## ACTIVITY
Using the data below, tally the lines that include the string "Fatigue". Only the number is wanted.

____

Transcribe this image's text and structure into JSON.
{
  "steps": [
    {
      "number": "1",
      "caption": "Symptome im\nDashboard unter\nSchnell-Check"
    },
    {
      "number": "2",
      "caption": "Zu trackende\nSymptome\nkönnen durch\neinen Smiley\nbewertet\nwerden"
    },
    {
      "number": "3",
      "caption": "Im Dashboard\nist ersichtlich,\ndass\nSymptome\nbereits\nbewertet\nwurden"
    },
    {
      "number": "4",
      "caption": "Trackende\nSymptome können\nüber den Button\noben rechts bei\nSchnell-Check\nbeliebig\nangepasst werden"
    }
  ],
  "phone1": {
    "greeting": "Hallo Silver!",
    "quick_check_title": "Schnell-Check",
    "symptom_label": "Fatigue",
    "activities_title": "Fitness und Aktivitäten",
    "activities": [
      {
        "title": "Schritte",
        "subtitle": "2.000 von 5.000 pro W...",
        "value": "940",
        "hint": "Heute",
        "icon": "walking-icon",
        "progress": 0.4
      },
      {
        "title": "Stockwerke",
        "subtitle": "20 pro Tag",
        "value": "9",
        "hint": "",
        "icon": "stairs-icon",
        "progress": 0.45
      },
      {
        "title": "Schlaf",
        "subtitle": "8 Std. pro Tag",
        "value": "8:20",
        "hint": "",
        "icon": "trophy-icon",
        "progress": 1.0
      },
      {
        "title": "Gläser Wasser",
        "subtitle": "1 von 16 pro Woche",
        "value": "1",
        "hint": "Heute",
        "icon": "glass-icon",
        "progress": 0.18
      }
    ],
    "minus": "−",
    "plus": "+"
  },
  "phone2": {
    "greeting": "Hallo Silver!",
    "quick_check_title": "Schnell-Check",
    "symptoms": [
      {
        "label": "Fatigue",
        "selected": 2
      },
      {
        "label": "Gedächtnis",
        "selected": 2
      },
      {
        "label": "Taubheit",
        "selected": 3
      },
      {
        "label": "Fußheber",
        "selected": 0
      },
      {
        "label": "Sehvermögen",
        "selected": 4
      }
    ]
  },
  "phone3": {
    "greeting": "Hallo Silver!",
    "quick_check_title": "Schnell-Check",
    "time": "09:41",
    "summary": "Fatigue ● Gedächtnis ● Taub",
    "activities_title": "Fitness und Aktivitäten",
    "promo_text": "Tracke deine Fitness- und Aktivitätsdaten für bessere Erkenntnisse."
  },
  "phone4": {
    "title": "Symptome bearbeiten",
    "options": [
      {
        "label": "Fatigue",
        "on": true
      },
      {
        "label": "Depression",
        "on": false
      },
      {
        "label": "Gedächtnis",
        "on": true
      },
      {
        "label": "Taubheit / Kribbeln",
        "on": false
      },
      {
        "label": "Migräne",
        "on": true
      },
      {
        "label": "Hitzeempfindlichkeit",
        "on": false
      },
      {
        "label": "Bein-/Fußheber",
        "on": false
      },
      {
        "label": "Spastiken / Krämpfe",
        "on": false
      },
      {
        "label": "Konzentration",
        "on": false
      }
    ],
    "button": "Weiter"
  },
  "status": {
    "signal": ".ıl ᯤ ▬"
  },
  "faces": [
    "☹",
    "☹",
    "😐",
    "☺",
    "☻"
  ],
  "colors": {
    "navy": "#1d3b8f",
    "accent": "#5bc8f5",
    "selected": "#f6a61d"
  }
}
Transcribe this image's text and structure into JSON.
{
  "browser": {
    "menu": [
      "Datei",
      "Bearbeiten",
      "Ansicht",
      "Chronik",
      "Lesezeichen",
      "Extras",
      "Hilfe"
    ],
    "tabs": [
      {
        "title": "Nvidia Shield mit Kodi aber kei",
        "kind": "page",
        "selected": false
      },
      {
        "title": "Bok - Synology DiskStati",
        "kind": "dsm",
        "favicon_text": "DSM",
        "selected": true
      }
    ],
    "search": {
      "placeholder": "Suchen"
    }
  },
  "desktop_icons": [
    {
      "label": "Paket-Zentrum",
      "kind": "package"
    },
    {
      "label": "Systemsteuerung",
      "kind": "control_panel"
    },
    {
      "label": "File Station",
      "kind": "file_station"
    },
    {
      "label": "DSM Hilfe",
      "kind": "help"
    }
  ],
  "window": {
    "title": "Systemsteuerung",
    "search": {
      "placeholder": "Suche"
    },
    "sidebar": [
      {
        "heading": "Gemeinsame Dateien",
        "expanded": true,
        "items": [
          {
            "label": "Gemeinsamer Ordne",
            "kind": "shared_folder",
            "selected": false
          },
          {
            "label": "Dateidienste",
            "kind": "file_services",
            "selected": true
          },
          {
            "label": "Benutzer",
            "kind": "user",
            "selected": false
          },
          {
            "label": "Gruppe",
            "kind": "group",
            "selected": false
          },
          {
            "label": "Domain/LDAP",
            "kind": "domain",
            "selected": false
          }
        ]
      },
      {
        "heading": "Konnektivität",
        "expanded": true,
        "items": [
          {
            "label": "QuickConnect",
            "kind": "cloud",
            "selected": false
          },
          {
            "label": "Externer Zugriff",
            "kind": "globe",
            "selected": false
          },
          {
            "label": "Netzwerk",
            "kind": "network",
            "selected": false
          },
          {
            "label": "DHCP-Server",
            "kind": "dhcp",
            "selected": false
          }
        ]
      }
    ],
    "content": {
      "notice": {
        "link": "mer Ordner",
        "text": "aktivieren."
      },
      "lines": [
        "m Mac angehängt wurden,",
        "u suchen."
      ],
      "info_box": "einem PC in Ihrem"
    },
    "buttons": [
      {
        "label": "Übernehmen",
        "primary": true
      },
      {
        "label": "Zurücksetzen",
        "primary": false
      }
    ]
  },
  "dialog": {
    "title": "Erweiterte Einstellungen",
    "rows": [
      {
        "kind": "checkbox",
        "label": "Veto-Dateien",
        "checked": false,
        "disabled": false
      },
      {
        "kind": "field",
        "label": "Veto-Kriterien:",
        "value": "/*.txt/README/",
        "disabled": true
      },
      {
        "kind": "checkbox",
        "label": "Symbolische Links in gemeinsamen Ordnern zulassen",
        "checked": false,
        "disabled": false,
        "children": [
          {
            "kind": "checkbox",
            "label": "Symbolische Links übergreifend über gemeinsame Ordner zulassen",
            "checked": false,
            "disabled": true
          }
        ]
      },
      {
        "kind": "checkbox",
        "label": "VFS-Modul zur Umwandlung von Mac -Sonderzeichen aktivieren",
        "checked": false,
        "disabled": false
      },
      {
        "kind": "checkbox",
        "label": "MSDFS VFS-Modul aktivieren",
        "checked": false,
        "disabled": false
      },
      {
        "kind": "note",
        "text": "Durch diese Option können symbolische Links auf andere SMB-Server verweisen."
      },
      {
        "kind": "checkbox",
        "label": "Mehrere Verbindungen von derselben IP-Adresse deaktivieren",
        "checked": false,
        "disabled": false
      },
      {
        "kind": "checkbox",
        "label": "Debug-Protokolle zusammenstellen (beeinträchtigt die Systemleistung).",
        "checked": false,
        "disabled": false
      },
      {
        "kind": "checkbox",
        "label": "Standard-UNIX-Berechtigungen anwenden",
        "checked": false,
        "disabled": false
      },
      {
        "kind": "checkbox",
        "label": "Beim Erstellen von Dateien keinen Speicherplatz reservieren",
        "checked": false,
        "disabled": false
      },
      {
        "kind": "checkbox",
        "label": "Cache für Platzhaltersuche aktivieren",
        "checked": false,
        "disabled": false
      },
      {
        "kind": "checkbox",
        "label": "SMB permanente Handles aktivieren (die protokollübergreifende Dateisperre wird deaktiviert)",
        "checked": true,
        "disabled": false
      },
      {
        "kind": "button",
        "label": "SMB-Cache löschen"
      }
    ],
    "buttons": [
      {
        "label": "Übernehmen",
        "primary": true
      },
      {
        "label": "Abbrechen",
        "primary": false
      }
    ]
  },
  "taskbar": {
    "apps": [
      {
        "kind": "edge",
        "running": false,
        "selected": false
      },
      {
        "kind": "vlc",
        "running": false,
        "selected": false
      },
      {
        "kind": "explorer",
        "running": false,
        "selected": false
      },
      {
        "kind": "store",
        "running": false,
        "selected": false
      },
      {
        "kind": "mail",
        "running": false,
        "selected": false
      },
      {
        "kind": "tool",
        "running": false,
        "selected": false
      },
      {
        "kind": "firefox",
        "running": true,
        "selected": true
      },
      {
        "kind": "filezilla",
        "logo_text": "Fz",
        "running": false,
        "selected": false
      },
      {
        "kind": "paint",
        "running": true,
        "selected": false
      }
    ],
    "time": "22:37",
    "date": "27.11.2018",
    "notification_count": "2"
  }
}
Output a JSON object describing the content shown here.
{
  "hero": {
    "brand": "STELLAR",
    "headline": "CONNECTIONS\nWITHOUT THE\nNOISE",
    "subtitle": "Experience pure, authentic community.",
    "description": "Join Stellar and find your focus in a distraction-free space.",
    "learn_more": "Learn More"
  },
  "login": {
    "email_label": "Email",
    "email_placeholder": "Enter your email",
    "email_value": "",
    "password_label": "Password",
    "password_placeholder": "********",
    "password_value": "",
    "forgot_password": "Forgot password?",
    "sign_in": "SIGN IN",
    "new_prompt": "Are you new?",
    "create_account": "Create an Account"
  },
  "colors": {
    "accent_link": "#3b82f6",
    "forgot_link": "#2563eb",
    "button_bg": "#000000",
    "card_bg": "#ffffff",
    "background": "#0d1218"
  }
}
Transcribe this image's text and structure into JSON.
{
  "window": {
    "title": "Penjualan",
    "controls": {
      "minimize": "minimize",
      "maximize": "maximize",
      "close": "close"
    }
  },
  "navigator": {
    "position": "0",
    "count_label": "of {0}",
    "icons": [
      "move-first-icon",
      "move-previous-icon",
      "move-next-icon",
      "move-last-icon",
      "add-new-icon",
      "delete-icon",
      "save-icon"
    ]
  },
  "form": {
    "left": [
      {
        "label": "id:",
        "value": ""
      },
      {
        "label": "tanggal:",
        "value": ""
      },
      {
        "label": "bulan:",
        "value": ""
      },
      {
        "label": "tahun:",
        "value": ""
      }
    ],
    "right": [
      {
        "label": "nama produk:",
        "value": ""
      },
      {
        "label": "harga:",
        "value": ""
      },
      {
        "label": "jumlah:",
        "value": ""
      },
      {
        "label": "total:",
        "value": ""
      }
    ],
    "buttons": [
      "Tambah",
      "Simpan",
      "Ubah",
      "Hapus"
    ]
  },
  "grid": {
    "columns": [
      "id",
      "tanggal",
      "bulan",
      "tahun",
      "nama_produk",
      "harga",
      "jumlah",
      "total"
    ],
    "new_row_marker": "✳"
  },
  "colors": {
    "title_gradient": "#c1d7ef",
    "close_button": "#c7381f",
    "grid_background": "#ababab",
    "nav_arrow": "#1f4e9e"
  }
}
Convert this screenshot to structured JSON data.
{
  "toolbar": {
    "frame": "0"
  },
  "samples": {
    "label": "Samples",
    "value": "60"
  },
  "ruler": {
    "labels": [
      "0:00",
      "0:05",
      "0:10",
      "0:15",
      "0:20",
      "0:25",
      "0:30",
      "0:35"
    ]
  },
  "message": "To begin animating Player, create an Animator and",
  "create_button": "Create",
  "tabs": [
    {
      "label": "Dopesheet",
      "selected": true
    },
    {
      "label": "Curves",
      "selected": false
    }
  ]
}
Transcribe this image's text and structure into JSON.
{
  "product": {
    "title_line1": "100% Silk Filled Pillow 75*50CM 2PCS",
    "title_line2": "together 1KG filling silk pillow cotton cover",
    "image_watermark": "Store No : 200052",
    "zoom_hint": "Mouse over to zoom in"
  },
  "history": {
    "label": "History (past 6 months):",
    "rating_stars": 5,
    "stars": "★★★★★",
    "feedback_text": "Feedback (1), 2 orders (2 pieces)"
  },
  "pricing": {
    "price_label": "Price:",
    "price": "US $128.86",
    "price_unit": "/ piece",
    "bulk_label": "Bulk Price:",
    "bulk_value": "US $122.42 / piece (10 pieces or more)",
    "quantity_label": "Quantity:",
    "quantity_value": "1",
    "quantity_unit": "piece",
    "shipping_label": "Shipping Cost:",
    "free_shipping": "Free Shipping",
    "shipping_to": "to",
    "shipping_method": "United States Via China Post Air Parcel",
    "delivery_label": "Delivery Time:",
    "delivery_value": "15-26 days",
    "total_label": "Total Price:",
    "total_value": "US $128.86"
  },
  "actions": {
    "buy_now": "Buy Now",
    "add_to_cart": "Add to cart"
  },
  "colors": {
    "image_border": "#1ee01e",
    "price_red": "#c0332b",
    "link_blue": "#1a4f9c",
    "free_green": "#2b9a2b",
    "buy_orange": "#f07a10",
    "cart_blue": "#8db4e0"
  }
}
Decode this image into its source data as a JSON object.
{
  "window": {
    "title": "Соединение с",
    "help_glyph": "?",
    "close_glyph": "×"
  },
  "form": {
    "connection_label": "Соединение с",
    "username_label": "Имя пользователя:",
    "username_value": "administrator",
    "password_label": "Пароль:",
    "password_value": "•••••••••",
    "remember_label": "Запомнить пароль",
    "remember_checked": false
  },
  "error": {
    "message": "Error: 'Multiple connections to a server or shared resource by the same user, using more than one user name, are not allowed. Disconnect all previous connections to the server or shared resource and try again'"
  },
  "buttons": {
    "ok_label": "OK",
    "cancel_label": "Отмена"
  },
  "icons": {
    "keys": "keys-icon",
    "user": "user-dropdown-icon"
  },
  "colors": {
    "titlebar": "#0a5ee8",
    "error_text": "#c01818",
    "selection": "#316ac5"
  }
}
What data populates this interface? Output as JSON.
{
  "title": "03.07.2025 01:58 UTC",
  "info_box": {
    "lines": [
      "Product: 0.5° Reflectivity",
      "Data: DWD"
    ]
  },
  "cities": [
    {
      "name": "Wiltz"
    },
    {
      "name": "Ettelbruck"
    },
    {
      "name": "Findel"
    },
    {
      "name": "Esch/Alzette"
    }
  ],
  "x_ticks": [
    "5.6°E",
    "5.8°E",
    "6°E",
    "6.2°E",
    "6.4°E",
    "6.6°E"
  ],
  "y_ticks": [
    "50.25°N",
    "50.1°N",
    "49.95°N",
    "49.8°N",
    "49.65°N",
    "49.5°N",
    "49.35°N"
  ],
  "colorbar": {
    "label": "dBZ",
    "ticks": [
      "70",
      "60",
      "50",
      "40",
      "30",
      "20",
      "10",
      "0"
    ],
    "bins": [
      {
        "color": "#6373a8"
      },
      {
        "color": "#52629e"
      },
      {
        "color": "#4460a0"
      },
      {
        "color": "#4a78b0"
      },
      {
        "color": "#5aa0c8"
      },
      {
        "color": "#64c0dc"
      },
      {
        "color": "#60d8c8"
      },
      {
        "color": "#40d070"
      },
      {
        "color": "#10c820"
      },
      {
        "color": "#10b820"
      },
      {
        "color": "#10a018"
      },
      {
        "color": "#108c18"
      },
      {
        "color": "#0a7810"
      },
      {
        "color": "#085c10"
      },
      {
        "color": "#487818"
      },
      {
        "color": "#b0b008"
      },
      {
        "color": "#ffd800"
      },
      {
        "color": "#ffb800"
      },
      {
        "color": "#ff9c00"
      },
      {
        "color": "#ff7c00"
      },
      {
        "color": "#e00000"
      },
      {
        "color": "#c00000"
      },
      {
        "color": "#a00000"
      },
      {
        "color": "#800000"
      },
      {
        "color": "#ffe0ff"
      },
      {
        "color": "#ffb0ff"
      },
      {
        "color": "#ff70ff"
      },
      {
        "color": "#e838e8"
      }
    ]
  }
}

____

## REPLY TO THE EXERCISE
4